▶ Work required
Each line of the data that includes the string "icon" is to be copied out.

═══ Information ═══

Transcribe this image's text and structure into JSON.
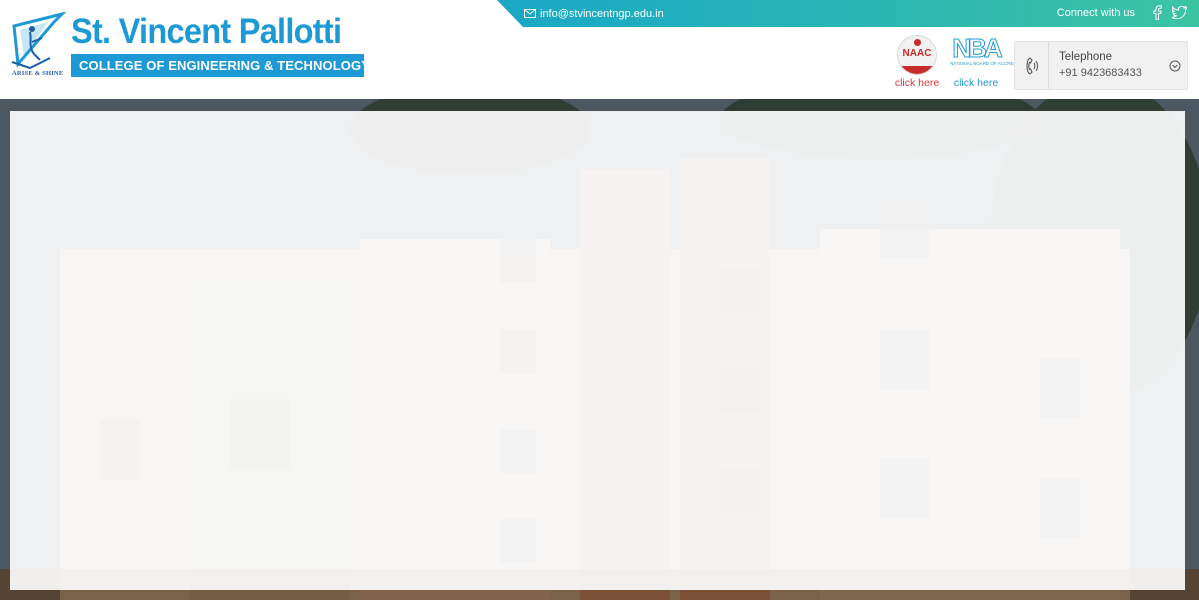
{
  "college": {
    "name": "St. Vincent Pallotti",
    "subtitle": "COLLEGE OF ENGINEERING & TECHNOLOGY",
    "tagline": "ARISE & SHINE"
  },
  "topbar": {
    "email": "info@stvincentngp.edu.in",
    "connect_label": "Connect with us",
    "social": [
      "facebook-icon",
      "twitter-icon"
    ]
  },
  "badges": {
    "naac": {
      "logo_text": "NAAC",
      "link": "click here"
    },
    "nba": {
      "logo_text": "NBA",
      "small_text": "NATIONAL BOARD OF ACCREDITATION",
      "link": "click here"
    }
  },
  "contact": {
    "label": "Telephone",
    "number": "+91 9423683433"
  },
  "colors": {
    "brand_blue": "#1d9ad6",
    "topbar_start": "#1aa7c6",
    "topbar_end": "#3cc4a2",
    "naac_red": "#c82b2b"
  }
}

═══
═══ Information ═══

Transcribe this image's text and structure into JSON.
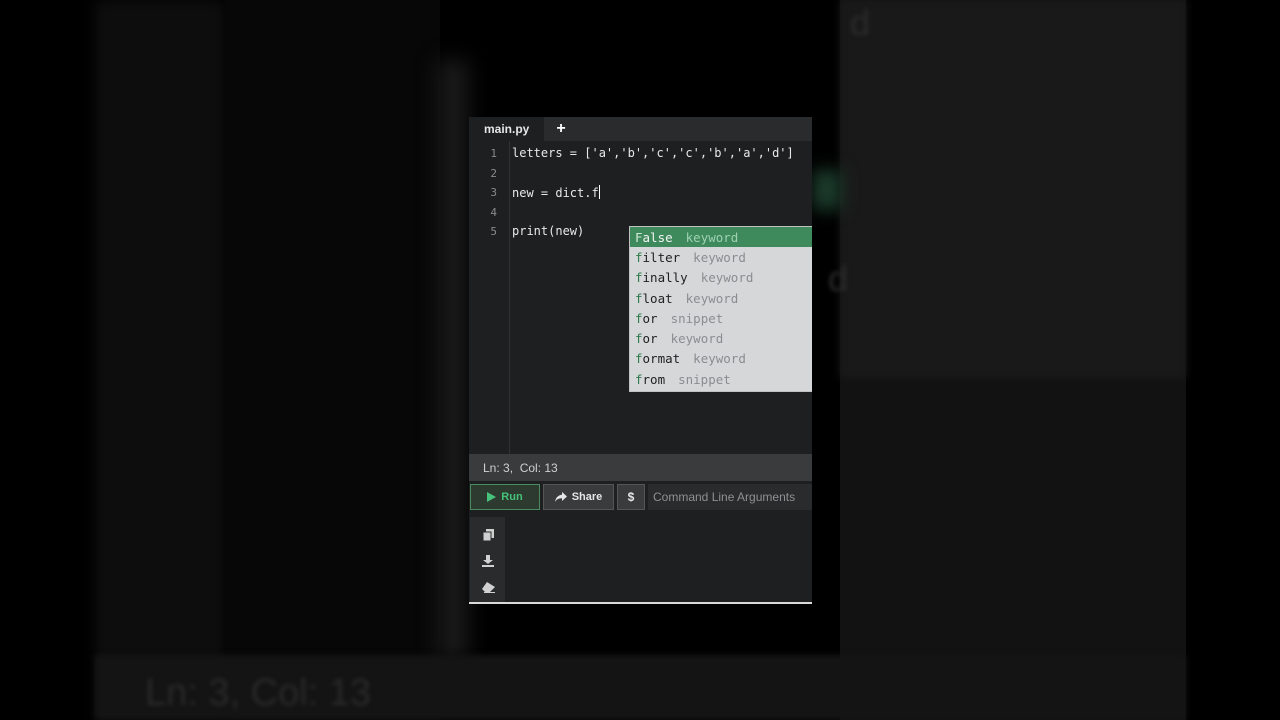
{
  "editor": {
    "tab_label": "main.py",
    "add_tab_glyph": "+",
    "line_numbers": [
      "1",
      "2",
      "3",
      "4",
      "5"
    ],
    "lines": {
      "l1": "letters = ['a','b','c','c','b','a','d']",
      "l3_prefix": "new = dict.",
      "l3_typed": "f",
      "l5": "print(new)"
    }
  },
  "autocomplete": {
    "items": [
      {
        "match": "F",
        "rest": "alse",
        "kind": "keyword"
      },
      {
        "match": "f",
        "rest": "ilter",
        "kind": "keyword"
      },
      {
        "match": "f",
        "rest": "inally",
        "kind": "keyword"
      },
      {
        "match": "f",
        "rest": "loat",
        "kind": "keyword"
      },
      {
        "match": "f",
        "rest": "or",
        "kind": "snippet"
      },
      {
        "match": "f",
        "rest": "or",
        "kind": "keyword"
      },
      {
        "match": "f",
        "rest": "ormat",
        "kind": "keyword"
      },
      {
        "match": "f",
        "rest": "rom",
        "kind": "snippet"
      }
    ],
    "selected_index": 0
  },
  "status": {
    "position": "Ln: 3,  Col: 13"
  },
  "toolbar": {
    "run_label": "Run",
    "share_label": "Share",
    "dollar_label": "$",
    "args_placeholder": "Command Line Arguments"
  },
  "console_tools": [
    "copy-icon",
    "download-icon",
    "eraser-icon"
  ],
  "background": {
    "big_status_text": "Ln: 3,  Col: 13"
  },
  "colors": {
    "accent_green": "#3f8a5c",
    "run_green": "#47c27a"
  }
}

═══

▶ Solution for this task
      "facebook-icon",
      "twitter-icon"
    "copy-icon",
    "download-icon",
    "eraser-icon"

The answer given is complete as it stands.